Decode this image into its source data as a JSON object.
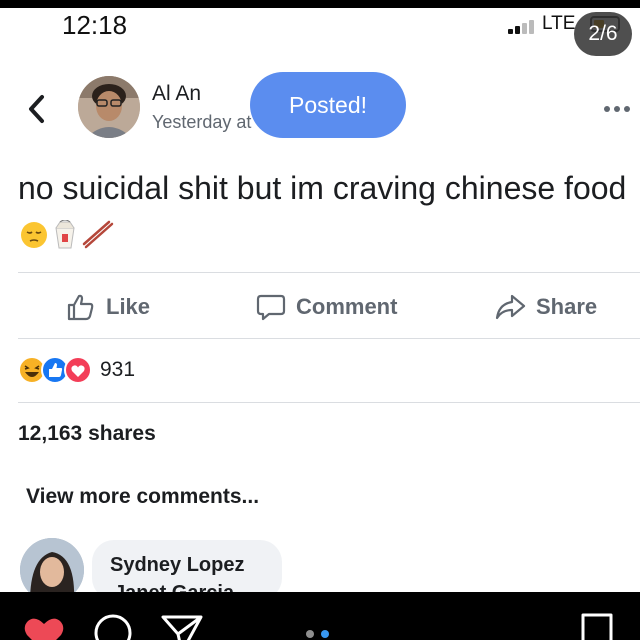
{
  "status_bar": {
    "time": "12:18",
    "network": "LTE",
    "page_counter": "2/6"
  },
  "post": {
    "author": "Al An",
    "timestamp": "Yesterday at",
    "toast": "Posted!",
    "text": "no suicidal shit but im craving chinese food",
    "emojis": [
      "pensive-face-emoji",
      "takeout-box-emoji",
      "chopsticks-emoji"
    ]
  },
  "actions": {
    "like": "Like",
    "comment": "Comment",
    "share": "Share"
  },
  "engagement": {
    "reactions": [
      "haha",
      "like",
      "love"
    ],
    "reaction_count": "931",
    "shares": "12,163 shares"
  },
  "comments": {
    "view_more": "View more comments...",
    "first_author": "Sydney Lopez",
    "first_text_partial": "Janet Garcia"
  },
  "colors": {
    "facebook_blue": "#1877f2",
    "toast_blue": "#5b8def",
    "love_red": "#f33e58",
    "haha_yellow": "#f7b125",
    "instagram_heart": "#ed4956"
  },
  "instagram_bar": {
    "icons": [
      "heart-icon",
      "comment-icon",
      "send-icon",
      "bookmark-icon"
    ],
    "carousel_dots": 2,
    "active_dot": 1
  }
}
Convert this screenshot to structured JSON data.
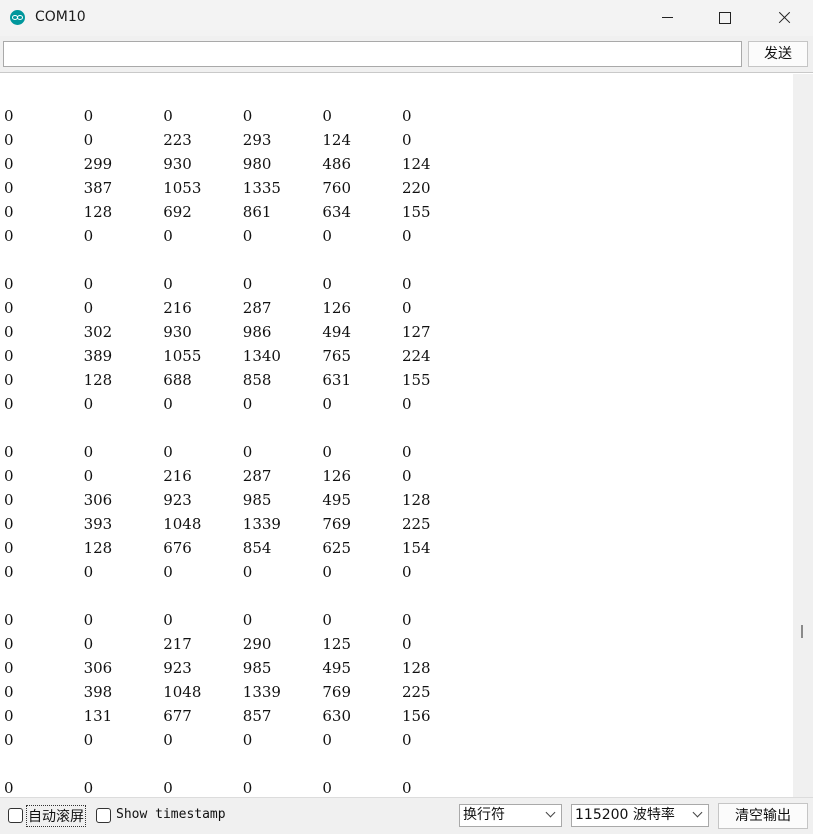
{
  "window": {
    "title": "COM10"
  },
  "toolbar": {
    "input_value": "",
    "send_label": "发送"
  },
  "output": {
    "rows": [
      [
        "0",
        "0",
        "0",
        "0",
        "0",
        "0"
      ],
      [
        "0",
        "0",
        "223",
        "293",
        "124",
        "0"
      ],
      [
        "0",
        "299",
        "930",
        "980",
        "486",
        "124"
      ],
      [
        "0",
        "387",
        "1053",
        "1335",
        "760",
        "220"
      ],
      [
        "0",
        "128",
        "692",
        "861",
        "634",
        "155"
      ],
      [
        "0",
        "0",
        "0",
        "0",
        "0",
        "0"
      ],
      [],
      [
        "0",
        "0",
        "0",
        "0",
        "0",
        "0"
      ],
      [
        "0",
        "0",
        "216",
        "287",
        "126",
        "0"
      ],
      [
        "0",
        "302",
        "930",
        "986",
        "494",
        "127"
      ],
      [
        "0",
        "389",
        "1055",
        "1340",
        "765",
        "224"
      ],
      [
        "0",
        "128",
        "688",
        "858",
        "631",
        "155"
      ],
      [
        "0",
        "0",
        "0",
        "0",
        "0",
        "0"
      ],
      [],
      [
        "0",
        "0",
        "0",
        "0",
        "0",
        "0"
      ],
      [
        "0",
        "0",
        "216",
        "287",
        "126",
        "0"
      ],
      [
        "0",
        "306",
        "923",
        "985",
        "495",
        "128"
      ],
      [
        "0",
        "393",
        "1048",
        "1339",
        "769",
        "225"
      ],
      [
        "0",
        "128",
        "676",
        "854",
        "625",
        "154"
      ],
      [
        "0",
        "0",
        "0",
        "0",
        "0",
        "0"
      ],
      [],
      [
        "0",
        "0",
        "0",
        "0",
        "0",
        "0"
      ],
      [
        "0",
        "0",
        "217",
        "290",
        "125",
        "0"
      ],
      [
        "0",
        "306",
        "923",
        "985",
        "495",
        "128"
      ],
      [
        "0",
        "398",
        "1048",
        "1339",
        "769",
        "225"
      ],
      [
        "0",
        "131",
        "677",
        "857",
        "630",
        "156"
      ],
      [
        "0",
        "0",
        "0",
        "0",
        "0",
        "0"
      ],
      [],
      [
        "0",
        "0",
        "0",
        "0",
        "0",
        "0"
      ]
    ]
  },
  "status": {
    "autoscroll_label": "自动滚屏",
    "autoscroll_checked": false,
    "timestamp_label": "Show timestamp",
    "timestamp_checked": false,
    "line_ending": "换行符",
    "baud_rate": "115200 波特率",
    "clear_label": "清空输出"
  }
}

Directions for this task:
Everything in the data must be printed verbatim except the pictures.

Finished task:
Decode this image into its source data as a JSON object.
{
  "status_bar": {
    "time": "12:18",
    "network": "LTE",
    "page_counter": "2/6"
  },
  "post": {
    "author": "Al An",
    "timestamp": "Yesterday at",
    "toast": "Posted!",
    "text": "no suicidal shit but im craving chinese food",
    "emojis": [
      "pensive-face-emoji",
      "takeout-box-emoji",
      "chopsticks-emoji"
    ]
  },
  "actions": {
    "like": "Like",
    "comment": "Comment",
    "share": "Share"
  },
  "engagement": {
    "reactions": [
      "haha",
      "like",
      "love"
    ],
    "reaction_count": "931",
    "shares": "12,163 shares"
  },
  "comments": {
    "view_more": "View more comments...",
    "first_author": "Sydney Lopez",
    "first_text_partial": "Janet Garcia"
  },
  "colors": {
    "facebook_blue": "#1877f2",
    "toast_blue": "#5b8def",
    "love_red": "#f33e58",
    "haha_yellow": "#f7b125",
    "instagram_heart": "#ed4956"
  },
  "instagram_bar": {
    "icons": [
      "heart-icon",
      "comment-icon",
      "send-icon",
      "bookmark-icon"
    ],
    "carousel_dots": 2,
    "active_dot": 1
  }
}
Convert this screenshot to structured JSON data.
{
  "window": {
    "title": "COM10"
  },
  "toolbar": {
    "input_value": "",
    "send_label": "发送"
  },
  "output": {
    "rows": [
      [
        "0",
        "0",
        "0",
        "0",
        "0",
        "0"
      ],
      [
        "0",
        "0",
        "223",
        "293",
        "124",
        "0"
      ],
      [
        "0",
        "299",
        "930",
        "980",
        "486",
        "124"
      ],
      [
        "0",
        "387",
        "1053",
        "1335",
        "760",
        "220"
      ],
      [
        "0",
        "128",
        "692",
        "861",
        "634",
        "155"
      ],
      [
        "0",
        "0",
        "0",
        "0",
        "0",
        "0"
      ],
      [],
      [
        "0",
        "0",
        "0",
        "0",
        "0",
        "0"
      ],
      [
        "0",
        "0",
        "216",
        "287",
        "126",
        "0"
      ],
      [
        "0",
        "302",
        "930",
        "986",
        "494",
        "127"
      ],
      [
        "0",
        "389",
        "1055",
        "1340",
        "765",
        "224"
      ],
      [
        "0",
        "128",
        "688",
        "858",
        "631",
        "155"
      ],
      [
        "0",
        "0",
        "0",
        "0",
        "0",
        "0"
      ],
      [],
      [
        "0",
        "0",
        "0",
        "0",
        "0",
        "0"
      ],
      [
        "0",
        "0",
        "216",
        "287",
        "126",
        "0"
      ],
      [
        "0",
        "306",
        "923",
        "985",
        "495",
        "128"
      ],
      [
        "0",
        "393",
        "1048",
        "1339",
        "769",
        "225"
      ],
      [
        "0",
        "128",
        "676",
        "854",
        "625",
        "154"
      ],
      [
        "0",
        "0",
        "0",
        "0",
        "0",
        "0"
      ],
      [],
      [
        "0",
        "0",
        "0",
        "0",
        "0",
        "0"
      ],
      [
        "0",
        "0",
        "217",
        "290",
        "125",
        "0"
      ],
      [
        "0",
        "306",
        "923",
        "985",
        "495",
        "128"
      ],
      [
        "0",
        "398",
        "1048",
        "1339",
        "769",
        "225"
      ],
      [
        "0",
        "131",
        "677",
        "857",
        "630",
        "156"
      ],
      [
        "0",
        "0",
        "0",
        "0",
        "0",
        "0"
      ],
      [],
      [
        "0",
        "0",
        "0",
        "0",
        "0",
        "0"
      ]
    ]
  },
  "status": {
    "autoscroll_label": "自动滚屏",
    "autoscroll_checked": false,
    "timestamp_label": "Show timestamp",
    "timestamp_checked": false,
    "line_ending": "换行符",
    "baud_rate": "115200 波特率",
    "clear_label": "清空输出"
  }
}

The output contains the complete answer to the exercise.